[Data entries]
= Beginning of Section =

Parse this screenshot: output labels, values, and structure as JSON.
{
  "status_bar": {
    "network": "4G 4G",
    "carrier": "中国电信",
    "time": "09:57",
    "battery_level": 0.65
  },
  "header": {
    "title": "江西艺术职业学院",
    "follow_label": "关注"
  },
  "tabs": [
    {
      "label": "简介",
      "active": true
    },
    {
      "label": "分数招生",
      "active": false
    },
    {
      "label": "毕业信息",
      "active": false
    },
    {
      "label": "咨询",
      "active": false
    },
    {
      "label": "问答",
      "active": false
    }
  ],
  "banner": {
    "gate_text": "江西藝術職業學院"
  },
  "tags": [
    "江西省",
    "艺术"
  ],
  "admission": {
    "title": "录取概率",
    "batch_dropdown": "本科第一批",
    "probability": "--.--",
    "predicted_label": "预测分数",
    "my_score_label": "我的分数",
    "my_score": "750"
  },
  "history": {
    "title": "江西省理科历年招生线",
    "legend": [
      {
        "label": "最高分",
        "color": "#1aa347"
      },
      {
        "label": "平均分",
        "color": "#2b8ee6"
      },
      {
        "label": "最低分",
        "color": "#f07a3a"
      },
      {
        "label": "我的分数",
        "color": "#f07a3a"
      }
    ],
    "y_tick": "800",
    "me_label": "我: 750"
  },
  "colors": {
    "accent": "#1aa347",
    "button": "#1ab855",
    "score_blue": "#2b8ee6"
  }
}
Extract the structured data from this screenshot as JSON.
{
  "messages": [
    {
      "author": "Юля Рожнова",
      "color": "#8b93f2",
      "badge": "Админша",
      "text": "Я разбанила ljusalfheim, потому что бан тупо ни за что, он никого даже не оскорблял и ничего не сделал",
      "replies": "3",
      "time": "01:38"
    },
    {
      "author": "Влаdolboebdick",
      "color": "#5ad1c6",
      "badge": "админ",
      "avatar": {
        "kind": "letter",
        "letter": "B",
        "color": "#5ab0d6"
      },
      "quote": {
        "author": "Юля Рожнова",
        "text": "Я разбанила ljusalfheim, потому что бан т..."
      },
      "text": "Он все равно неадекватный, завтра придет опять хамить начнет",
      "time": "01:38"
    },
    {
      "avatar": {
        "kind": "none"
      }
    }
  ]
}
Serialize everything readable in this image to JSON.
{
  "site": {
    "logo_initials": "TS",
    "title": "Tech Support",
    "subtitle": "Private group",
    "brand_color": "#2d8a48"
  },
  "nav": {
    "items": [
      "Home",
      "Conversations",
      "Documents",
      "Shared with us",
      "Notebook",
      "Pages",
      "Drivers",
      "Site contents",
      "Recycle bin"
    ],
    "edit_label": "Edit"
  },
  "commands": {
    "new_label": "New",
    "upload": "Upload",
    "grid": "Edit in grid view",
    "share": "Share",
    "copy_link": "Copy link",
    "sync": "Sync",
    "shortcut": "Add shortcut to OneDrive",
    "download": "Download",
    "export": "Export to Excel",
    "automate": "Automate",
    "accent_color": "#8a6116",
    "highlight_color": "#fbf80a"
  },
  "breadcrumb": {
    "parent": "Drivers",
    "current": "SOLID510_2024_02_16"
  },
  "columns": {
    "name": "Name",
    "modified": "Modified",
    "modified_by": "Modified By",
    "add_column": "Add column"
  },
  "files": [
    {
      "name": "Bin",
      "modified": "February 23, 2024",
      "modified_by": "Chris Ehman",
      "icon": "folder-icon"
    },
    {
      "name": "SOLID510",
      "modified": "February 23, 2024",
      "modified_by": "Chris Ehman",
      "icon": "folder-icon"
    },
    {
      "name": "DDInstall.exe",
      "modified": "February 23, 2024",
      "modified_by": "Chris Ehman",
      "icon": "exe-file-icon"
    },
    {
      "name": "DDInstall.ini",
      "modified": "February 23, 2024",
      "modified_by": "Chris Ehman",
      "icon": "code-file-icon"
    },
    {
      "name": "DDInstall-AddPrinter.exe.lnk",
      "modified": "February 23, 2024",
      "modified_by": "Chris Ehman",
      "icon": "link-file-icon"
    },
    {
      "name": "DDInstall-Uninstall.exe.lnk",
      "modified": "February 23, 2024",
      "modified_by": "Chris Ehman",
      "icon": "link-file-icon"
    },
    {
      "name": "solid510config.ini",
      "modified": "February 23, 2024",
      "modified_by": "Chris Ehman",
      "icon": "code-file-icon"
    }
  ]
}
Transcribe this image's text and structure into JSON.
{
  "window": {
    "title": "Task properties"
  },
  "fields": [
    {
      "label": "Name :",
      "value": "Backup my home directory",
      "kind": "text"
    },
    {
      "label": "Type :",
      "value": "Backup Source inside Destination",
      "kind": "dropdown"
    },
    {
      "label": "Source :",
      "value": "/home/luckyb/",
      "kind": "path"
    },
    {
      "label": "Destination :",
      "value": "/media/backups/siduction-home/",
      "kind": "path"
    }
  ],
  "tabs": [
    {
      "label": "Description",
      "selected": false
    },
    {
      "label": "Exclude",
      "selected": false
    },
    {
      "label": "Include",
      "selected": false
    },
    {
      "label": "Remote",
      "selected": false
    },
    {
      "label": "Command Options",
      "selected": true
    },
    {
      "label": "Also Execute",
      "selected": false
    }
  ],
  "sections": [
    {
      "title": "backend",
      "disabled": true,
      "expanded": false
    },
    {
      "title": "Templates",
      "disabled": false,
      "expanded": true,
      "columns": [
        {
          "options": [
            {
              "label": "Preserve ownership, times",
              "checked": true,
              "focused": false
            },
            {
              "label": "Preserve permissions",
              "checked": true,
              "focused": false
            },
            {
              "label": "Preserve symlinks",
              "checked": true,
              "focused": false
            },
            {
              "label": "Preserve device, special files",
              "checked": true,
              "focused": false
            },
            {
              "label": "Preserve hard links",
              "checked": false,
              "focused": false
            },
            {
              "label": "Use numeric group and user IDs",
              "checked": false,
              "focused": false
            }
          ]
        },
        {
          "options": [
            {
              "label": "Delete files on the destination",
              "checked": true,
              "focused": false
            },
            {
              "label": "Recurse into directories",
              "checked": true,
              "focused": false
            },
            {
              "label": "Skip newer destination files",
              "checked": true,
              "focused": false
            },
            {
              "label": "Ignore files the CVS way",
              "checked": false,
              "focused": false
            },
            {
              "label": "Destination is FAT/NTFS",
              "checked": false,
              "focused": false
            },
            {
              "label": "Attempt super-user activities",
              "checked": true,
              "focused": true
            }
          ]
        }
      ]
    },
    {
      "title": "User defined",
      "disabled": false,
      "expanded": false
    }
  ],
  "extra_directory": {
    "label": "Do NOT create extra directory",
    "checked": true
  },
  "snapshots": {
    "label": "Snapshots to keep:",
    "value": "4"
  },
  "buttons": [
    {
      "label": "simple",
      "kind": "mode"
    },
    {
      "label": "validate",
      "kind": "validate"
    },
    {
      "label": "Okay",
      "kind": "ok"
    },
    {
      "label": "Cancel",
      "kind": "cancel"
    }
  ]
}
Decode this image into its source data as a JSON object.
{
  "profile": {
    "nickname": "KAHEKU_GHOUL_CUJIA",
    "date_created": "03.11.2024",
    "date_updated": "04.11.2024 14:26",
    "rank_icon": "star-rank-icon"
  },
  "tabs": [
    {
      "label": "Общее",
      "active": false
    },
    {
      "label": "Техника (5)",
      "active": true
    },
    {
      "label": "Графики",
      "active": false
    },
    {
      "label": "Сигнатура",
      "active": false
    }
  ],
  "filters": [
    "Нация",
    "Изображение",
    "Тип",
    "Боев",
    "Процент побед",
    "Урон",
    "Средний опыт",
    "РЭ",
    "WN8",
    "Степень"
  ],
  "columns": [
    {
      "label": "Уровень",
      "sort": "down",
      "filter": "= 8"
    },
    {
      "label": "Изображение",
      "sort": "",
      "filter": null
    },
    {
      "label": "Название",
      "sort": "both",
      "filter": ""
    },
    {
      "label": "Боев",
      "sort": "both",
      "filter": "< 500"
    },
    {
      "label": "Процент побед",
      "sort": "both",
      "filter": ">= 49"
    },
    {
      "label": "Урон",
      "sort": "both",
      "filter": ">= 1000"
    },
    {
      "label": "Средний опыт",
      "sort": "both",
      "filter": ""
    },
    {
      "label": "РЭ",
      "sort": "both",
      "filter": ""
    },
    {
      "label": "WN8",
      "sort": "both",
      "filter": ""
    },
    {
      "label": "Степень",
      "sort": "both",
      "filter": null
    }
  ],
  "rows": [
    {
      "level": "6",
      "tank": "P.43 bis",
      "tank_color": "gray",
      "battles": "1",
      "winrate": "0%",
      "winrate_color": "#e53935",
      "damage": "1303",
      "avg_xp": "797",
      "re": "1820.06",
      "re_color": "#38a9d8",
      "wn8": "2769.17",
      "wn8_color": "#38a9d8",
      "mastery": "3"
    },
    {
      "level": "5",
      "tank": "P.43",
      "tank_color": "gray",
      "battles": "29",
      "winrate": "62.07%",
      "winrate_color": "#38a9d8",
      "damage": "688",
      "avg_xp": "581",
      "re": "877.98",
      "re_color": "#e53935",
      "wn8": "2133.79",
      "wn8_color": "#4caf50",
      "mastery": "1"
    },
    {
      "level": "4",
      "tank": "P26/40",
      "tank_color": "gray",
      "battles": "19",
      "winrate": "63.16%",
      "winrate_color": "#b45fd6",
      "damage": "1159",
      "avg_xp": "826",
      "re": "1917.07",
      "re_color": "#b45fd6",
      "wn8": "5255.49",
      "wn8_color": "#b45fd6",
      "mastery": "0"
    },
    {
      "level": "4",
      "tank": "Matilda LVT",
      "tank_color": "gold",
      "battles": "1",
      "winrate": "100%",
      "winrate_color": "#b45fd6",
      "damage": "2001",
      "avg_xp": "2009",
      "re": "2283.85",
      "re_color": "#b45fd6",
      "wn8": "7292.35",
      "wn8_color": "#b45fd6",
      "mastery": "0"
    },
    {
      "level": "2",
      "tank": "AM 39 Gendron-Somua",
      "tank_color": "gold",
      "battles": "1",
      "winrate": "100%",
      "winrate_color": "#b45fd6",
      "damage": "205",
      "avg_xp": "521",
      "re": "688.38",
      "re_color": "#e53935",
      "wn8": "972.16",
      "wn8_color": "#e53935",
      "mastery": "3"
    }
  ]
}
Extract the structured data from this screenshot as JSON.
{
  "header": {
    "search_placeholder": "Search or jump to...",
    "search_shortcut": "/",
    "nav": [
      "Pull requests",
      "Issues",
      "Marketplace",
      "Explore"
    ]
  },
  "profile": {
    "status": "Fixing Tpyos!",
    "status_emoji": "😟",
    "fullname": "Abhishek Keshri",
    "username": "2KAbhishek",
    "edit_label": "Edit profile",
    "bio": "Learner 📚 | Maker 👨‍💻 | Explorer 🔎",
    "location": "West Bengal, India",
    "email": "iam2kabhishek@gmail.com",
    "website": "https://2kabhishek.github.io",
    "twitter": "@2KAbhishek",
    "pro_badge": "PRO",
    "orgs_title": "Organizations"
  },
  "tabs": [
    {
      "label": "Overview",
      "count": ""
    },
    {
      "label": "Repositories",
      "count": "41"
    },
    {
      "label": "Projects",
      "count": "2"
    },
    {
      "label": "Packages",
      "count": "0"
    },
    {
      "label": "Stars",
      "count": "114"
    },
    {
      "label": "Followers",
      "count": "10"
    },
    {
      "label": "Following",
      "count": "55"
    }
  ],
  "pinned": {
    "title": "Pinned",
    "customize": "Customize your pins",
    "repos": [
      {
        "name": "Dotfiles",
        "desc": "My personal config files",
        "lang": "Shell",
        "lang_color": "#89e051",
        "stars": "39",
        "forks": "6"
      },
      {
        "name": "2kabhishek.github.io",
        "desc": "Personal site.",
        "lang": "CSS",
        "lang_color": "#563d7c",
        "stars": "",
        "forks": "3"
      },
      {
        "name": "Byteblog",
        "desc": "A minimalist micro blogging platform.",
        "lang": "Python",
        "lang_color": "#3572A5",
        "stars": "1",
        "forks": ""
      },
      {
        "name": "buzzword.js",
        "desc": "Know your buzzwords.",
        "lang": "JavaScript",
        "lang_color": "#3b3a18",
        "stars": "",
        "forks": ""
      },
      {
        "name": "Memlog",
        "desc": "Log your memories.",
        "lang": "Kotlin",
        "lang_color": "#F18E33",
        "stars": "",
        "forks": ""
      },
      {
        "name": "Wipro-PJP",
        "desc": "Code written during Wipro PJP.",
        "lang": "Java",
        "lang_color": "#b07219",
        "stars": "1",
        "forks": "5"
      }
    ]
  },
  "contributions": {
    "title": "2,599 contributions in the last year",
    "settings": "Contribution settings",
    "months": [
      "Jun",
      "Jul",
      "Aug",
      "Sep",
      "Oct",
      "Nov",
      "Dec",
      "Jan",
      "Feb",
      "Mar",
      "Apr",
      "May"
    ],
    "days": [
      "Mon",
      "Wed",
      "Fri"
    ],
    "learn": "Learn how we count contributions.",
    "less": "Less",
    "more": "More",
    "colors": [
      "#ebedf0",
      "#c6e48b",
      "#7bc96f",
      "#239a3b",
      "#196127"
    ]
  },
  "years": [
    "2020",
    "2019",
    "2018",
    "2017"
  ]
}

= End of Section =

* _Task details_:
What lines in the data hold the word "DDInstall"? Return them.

* _Answer to this task_:
      "name": "DDInstall.exe",
      "name": "DDInstall.ini",
      "name": "DDInstall-AddPrinter.exe.lnk",
      "name": "DDInstall-Uninstall.exe.lnk",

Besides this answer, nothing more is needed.